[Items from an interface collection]
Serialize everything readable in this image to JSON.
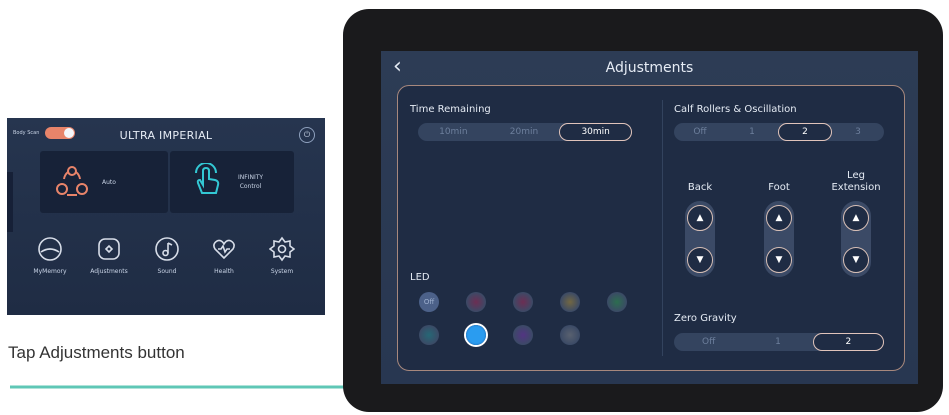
{
  "home": {
    "body_scan_label": "Body Scan",
    "title": "ULTRA IMPERIAL",
    "auto_label": "Auto",
    "infinity_label_line1": "INFINITY",
    "infinity_label_line2": "Control",
    "menu": [
      "MyMemory",
      "Adjustments",
      "Sound",
      "Health",
      "System"
    ],
    "colors": {
      "accent": "#e8846a",
      "icon": "#33c8d4"
    }
  },
  "caption": "Tap Adjustments button",
  "adjustments": {
    "title": "Adjustments",
    "time_remaining": {
      "label": "Time Remaining",
      "options": [
        "10min",
        "20min",
        "30min"
      ],
      "selected": "30min"
    },
    "calf": {
      "label": "Calf Rollers & Oscillation",
      "options": [
        "Off",
        "1",
        "2",
        "3"
      ],
      "selected": "2"
    },
    "back": {
      "label": "Back"
    },
    "foot": {
      "label": "Foot"
    },
    "leg": {
      "label_line1": "Leg",
      "label_line2": "Extension"
    },
    "led": {
      "label": "LED",
      "off_label": "Off",
      "selected_index": 6,
      "colors": [
        "#e0306a",
        "#e0306a",
        "#f0c040",
        "#40d060",
        "#30c0c0",
        "#2a9cf0",
        "#a040e0",
        "#b0b0b0"
      ]
    },
    "zero_gravity": {
      "label": "Zero Gravity",
      "options": [
        "Off",
        "1",
        "2"
      ],
      "selected": "2"
    }
  }
}
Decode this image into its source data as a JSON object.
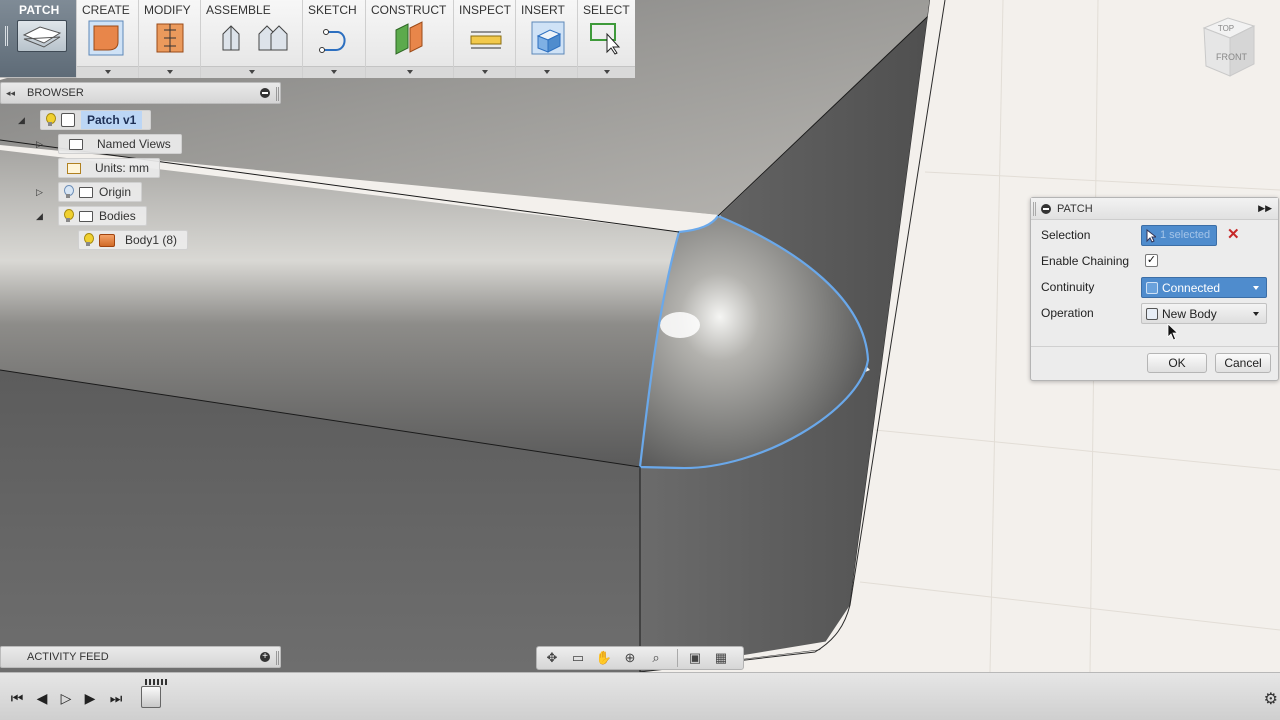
{
  "toolbar": {
    "workspace": {
      "label": "PATCH",
      "icon": "patch-workspace-icon"
    },
    "groups": [
      {
        "label": "CREATE",
        "icons": [
          "create-patch-icon"
        ]
      },
      {
        "label": "MODIFY",
        "icons": [
          "modify-icon"
        ]
      },
      {
        "label": "ASSEMBLE",
        "icons": [
          "joint-icon",
          "as-built-joint-icon"
        ]
      },
      {
        "label": "SKETCH",
        "icons": [
          "sketch-curve-icon"
        ]
      },
      {
        "label": "CONSTRUCT",
        "icons": [
          "offset-plane-icon"
        ]
      },
      {
        "label": "INSPECT",
        "icons": [
          "measure-icon"
        ]
      },
      {
        "label": "INSERT",
        "icons": [
          "insert-body-icon"
        ]
      },
      {
        "label": "SELECT",
        "icons": [
          "select-box-icon"
        ]
      }
    ]
  },
  "browser": {
    "title": "BROWSER",
    "items": [
      {
        "label": "Patch v1",
        "selected": true
      },
      {
        "label": "Named Views"
      },
      {
        "label": "Units: mm"
      },
      {
        "label": "Origin"
      },
      {
        "label": "Bodies"
      },
      {
        "label": "Body1 (8)"
      }
    ]
  },
  "activity_feed": {
    "title": "ACTIVITY FEED"
  },
  "viewcube": {
    "top": "TOP",
    "front": "FRONT"
  },
  "dialog": {
    "title": "PATCH",
    "selection_label": "Selection",
    "selection_value": "1 selected",
    "chaining_label": "Enable Chaining",
    "chaining_checked": true,
    "chaining_mark": "✓",
    "continuity_label": "Continuity",
    "continuity_value": "Connected",
    "operation_label": "Operation",
    "operation_value": "New Body",
    "ok": "OK",
    "cancel": "Cancel"
  },
  "colors": {
    "accent_blue": "#4f8ccd",
    "selection_edge": "#6aa8ea",
    "clear_red": "#c62828",
    "grid_bg": "#f3f0ec"
  }
}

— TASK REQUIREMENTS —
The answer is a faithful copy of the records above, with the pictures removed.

— SOLUTION FOR THIS PROBLEM —
Serialize everything readable in this image to JSON.
{
  "home": {
    "body_scan_label": "Body Scan",
    "title": "ULTRA IMPERIAL",
    "auto_label": "Auto",
    "infinity_label_line1": "INFINITY",
    "infinity_label_line2": "Control",
    "menu": [
      "MyMemory",
      "Adjustments",
      "Sound",
      "Health",
      "System"
    ],
    "colors": {
      "accent": "#e8846a",
      "icon": "#33c8d4"
    }
  },
  "caption": "Tap Adjustments button",
  "adjustments": {
    "title": "Adjustments",
    "time_remaining": {
      "label": "Time Remaining",
      "options": [
        "10min",
        "20min",
        "30min"
      ],
      "selected": "30min"
    },
    "calf": {
      "label": "Calf Rollers & Oscillation",
      "options": [
        "Off",
        "1",
        "2",
        "3"
      ],
      "selected": "2"
    },
    "back": {
      "label": "Back"
    },
    "foot": {
      "label": "Foot"
    },
    "leg": {
      "label_line1": "Leg",
      "label_line2": "Extension"
    },
    "led": {
      "label": "LED",
      "off_label": "Off",
      "selected_index": 6,
      "colors": [
        "#e0306a",
        "#e0306a",
        "#f0c040",
        "#40d060",
        "#30c0c0",
        "#2a9cf0",
        "#a040e0",
        "#b0b0b0"
      ]
    },
    "zero_gravity": {
      "label": "Zero Gravity",
      "options": [
        "Off",
        "1",
        "2"
      ],
      "selected": "2"
    }
  }
}
Decode this image into its source data as a JSON object.
{
  "toolbar": {
    "workspace": {
      "label": "PATCH",
      "icon": "patch-workspace-icon"
    },
    "groups": [
      {
        "label": "CREATE",
        "icons": [
          "create-patch-icon"
        ]
      },
      {
        "label": "MODIFY",
        "icons": [
          "modify-icon"
        ]
      },
      {
        "label": "ASSEMBLE",
        "icons": [
          "joint-icon",
          "as-built-joint-icon"
        ]
      },
      {
        "label": "SKETCH",
        "icons": [
          "sketch-curve-icon"
        ]
      },
      {
        "label": "CONSTRUCT",
        "icons": [
          "offset-plane-icon"
        ]
      },
      {
        "label": "INSPECT",
        "icons": [
          "measure-icon"
        ]
      },
      {
        "label": "INSERT",
        "icons": [
          "insert-body-icon"
        ]
      },
      {
        "label": "SELECT",
        "icons": [
          "select-box-icon"
        ]
      }
    ]
  },
  "browser": {
    "title": "BROWSER",
    "items": [
      {
        "label": "Patch v1",
        "selected": true
      },
      {
        "label": "Named Views"
      },
      {
        "label": "Units: mm"
      },
      {
        "label": "Origin"
      },
      {
        "label": "Bodies"
      },
      {
        "label": "Body1 (8)"
      }
    ]
  },
  "activity_feed": {
    "title": "ACTIVITY FEED"
  },
  "viewcube": {
    "top": "TOP",
    "front": "FRONT"
  },
  "dialog": {
    "title": "PATCH",
    "selection_label": "Selection",
    "selection_value": "1 selected",
    "chaining_label": "Enable Chaining",
    "chaining_checked": true,
    "chaining_mark": "✓",
    "continuity_label": "Continuity",
    "continuity_value": "Connected",
    "operation_label": "Operation",
    "operation_value": "New Body",
    "ok": "OK",
    "cancel": "Cancel"
  },
  "colors": {
    "accent_blue": "#4f8ccd",
    "selection_edge": "#6aa8ea",
    "clear_red": "#c62828",
    "grid_bg": "#f3f0ec"
  }
}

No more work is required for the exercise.